Inspector John Braithwaite recommended approval of the office, retail and residential development following a public inquiry last year. Planning consent was subsequently granted by the secretary of state.
But objector George Turner claimed Braithwaite had failed to treat objectors fairly and had given an appearance of bias.
Turner mounted a judicial review challenge and High Court judge Mr Justice Collins criticised the inspector in a decision last year. He said Braithwaite's conduct "fell short of that which should have been displayed" and that the appearance he gave of favouring the developers was "most unfortunate".
However, the judge rejected Turner's challenge, saying that Braithwaite's conduct was "consistent with judicial misconduct as opposed to bias".

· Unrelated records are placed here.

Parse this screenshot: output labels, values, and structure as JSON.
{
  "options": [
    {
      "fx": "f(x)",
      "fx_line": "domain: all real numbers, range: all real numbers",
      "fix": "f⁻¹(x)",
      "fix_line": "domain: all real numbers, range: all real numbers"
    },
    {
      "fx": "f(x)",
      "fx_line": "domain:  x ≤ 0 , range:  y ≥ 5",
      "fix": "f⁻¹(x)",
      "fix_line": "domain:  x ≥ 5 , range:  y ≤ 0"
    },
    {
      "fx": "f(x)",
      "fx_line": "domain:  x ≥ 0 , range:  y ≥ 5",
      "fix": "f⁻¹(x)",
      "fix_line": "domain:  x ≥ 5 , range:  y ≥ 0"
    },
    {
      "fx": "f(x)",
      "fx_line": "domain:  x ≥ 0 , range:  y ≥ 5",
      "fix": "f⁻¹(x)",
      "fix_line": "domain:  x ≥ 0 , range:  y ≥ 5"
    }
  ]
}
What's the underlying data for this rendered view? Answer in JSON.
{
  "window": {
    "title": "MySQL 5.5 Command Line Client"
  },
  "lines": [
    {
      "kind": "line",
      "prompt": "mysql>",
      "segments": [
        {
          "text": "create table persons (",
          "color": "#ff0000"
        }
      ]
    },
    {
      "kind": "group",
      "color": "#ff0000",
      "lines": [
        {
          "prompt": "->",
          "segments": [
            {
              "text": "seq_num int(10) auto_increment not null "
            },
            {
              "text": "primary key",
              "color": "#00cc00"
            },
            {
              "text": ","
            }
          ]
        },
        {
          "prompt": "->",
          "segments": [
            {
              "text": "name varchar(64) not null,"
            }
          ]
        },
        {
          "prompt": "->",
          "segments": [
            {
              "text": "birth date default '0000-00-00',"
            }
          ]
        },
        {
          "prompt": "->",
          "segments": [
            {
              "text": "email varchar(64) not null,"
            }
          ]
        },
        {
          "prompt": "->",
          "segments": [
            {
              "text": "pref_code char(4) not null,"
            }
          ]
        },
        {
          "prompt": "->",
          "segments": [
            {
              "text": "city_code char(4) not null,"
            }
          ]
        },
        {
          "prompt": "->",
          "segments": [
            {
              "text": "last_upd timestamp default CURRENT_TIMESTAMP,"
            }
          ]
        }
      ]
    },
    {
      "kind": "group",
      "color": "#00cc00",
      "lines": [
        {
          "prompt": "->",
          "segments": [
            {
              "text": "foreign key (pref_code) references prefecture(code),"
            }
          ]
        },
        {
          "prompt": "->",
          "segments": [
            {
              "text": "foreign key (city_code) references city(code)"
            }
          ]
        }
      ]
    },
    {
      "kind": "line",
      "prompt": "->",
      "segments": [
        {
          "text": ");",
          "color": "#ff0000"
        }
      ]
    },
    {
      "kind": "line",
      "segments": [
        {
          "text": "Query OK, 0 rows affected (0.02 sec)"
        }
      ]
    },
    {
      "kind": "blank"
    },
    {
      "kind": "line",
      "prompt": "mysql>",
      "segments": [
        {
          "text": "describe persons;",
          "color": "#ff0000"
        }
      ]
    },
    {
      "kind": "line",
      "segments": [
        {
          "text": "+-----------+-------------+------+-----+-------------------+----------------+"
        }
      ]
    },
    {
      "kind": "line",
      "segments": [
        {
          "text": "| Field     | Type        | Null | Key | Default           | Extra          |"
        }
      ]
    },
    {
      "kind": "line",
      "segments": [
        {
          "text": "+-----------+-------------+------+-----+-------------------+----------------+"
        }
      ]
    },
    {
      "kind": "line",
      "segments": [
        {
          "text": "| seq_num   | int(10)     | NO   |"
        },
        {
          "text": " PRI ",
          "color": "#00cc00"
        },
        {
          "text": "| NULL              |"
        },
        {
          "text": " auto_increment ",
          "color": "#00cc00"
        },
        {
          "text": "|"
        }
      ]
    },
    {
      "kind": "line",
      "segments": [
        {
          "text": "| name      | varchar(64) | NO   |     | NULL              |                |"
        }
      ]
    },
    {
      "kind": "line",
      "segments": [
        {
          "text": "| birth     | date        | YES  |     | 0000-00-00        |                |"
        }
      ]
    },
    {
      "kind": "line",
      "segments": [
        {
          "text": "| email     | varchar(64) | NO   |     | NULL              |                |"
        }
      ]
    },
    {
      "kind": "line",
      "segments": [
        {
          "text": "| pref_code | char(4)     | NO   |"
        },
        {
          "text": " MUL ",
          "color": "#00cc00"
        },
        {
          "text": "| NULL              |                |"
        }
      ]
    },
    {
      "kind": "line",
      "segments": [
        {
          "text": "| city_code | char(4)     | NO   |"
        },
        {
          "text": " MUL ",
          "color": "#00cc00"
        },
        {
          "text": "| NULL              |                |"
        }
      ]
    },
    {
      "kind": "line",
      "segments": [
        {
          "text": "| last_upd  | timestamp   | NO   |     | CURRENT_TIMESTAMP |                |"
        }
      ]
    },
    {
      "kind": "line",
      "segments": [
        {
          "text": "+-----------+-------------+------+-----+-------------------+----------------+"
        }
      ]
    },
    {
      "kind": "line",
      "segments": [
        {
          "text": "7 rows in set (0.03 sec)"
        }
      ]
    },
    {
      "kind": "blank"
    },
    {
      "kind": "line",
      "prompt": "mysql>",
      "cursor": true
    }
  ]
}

Dismissing Turner's appeal against that ruling today, Court of Appeal judges ruled that the criticisms of Braithwaite's handling of the inquiry were misplaced.
Lord Justice Sales said: "None of the matters relied upon by Mr Turner, whether taken individually or together, indicate that there was a real possibility that the inspector was biased.
"The inspector was acting properly and without giving any appearance of bias according to the relevant test".
The judge added: "The objectors to the scheme, including in particular Mr Turner, were treated fairly by the inspector both before and during the inquiry.
"We can detect nothing that was done by the inspector which gave any appearance of bias to the notional fair-minded and informed observer.
"We do not endorse the criticisms of the inspector made by the judge. In our view, the inspector's conduct cannot be castigated as something equivalent to judicial misconduct".
Turner v The Secretary of State for Communities and Local Government. Case Number: C1/2015/0892